Learning a new language is never easy, especially from an entirely different species. While many pet owners believe they understand what their dog is saying, they often make mistakes. For example, if your dog is wagging their tail, that does not automatically mean they’re happy. It can also be a sign of high arousal, intense focus, or a precursor to a fight-or-flight response. When learning your dog’s body language, you must take into account their entire body, from their ears, eyes, and mouth, down through their posture and tail. Also, consider the scenario. If your dog is playing with a familiar friend, they are probably barking and lunging in fun, while they will take on a warning tone with a strange person or pet. Here are two scenarios to help you brush up on your canine body language reading skills.
Scenario 1: Jasper the Jack Russell terrier
Jasper is a spry Jack Russell terrier, known for his high-pitched bark when he sees anything of interest. When out walking, Jasper will yap at everything that moves, whether it’s a squirrel, bird, or leaf. On his daily stroll one day, Jasper saw another dog in the distance and immediately began singing the song of his people. As the dog grew closer, Jasper strained against the leash, his tiny nub held at high alert, and his barking became more frenzied. Uncertain whether Jasper would be friendly to this strange dog, his owner asked him to sit and ensured he focused on her rather than the approaching dog. With his focus on his owner, Jasper didn’t realize the other dog was close until his owner turned to continue their walk. By then, Jasper had calmed down and he greeted the other dog with an acceptable canine butt-sniffing instead of shrill yapping, and he and his new pal quickly became friends.
Although dogs, especially terriers, normally bark at new things, Jasper’s intensity worried his owner. Combined with his straining at the leash, tense body posture, and stiff tail, she was worried he would react negatively to a strange, large, approaching dog. She did everything right by taking Jasper’s focus off the new dog, which calmed him down, and he remained under his excitement threshold when he greeted the other dog. If she had allowed him to run up to a strange dog, yapping and overly excited, it could have ended poorly.
Scenario 2: Penelope the toy poodle
Penelope the toy poodle was a timid creature, although her gorgeous poodle coat invited much attention and petting—without permission. One beautiful afternoon, Penelope and her owner headed out to lunch at a local pet-friendly restaurant. They were seated in a quiet, out-of-the-way corner on the patio to enjoy their lunch. However, a family with three young children walked past and noticed Penelope quietly resting under the chair. Excited to see a dog, the three children rushed at Penelope without obtaining permission to approach. Terrified by the children’s exuberance, Penelope retreated against the wall, looking back at them with wide eyes, a furrowed brow, and tense lips. Her tail was tucked in tightly, and she began to shake. Thinking Penelope needed a little encouragement to socialize with the children, her owner pulled her away from the wall, leaving her unprotected with the children. Terrified, Penelope did the only thing she could to protect herself—she began growling. Unfortunately, the children ignored this clear indicator to back off and still tried to pet her. Penelope snapped, nicking one child’s hand.

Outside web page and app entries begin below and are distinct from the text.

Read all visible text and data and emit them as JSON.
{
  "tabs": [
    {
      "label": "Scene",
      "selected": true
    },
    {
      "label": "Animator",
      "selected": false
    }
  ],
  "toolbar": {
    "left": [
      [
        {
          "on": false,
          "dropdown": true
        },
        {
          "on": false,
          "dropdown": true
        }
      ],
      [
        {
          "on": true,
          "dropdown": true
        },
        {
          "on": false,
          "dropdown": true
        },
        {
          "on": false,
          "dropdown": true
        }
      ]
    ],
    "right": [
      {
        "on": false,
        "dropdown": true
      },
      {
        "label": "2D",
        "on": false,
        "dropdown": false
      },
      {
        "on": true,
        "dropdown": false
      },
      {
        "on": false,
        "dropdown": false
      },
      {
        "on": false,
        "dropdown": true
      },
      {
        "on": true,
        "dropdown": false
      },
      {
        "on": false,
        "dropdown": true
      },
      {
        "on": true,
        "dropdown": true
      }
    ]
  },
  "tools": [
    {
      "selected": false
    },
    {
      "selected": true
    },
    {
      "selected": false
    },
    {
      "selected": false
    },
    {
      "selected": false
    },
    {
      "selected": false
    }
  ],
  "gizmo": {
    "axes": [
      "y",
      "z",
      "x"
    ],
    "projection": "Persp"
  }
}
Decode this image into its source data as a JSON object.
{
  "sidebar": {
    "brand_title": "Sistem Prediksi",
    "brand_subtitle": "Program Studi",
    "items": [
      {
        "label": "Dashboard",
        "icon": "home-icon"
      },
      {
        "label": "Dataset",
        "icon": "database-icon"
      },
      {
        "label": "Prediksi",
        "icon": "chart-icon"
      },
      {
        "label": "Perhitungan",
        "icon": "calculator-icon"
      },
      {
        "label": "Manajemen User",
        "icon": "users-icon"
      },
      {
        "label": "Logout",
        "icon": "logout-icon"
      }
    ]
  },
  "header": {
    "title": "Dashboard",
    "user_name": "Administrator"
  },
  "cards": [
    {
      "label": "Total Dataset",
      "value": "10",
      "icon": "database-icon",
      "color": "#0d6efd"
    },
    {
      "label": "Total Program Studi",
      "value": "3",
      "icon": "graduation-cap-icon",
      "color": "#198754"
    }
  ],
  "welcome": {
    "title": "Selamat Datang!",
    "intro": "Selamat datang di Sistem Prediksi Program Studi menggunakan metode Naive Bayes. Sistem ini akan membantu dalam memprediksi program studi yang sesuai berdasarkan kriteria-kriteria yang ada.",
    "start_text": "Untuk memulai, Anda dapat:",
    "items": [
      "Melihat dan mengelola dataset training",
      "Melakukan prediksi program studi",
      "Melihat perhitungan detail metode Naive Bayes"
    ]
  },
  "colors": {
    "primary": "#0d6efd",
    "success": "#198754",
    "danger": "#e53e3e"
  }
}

This scenario is more common than you think. Many pet owners believe their dogs should accept attention from strangers, including potentially terrifying ones, like small children. However, dogs should never be forced to act as toys or stuffed animals, especially when they’re clearly warning that they’d prefer to be left alone. Penelope’s owner should have advocated for her, and kindly told the children that her dog was not feeling comfortable and should be left alone.
Additional resources on reading your dog’s body language
Numerous resources are available on reading your dog’s body language, but some of the most clear and in-depth resources come from pet professionals, such as Victoria Stilwell, Sophia Yin, and Karen Pryor. A dog decoding app that is fun for children and adults is also available.
You need to look at the entire picture to better understand your dog’s body language. A pup with a loose, wiggly, relaxed body in a playful, fun, or calm environment indicates they are happy, while a tense, stiff dog who is still and alert in a high-energy or emotionally charged situation can quickly go on the defensive or offensive.
If you need help interpreting your dog’s body language, take a video of their puzzling behavior that we can help you understand, or schedule a consultation with our Star of Texas Veterinary Hospital team. We’d love to help decode your dog’s body language—give us a call.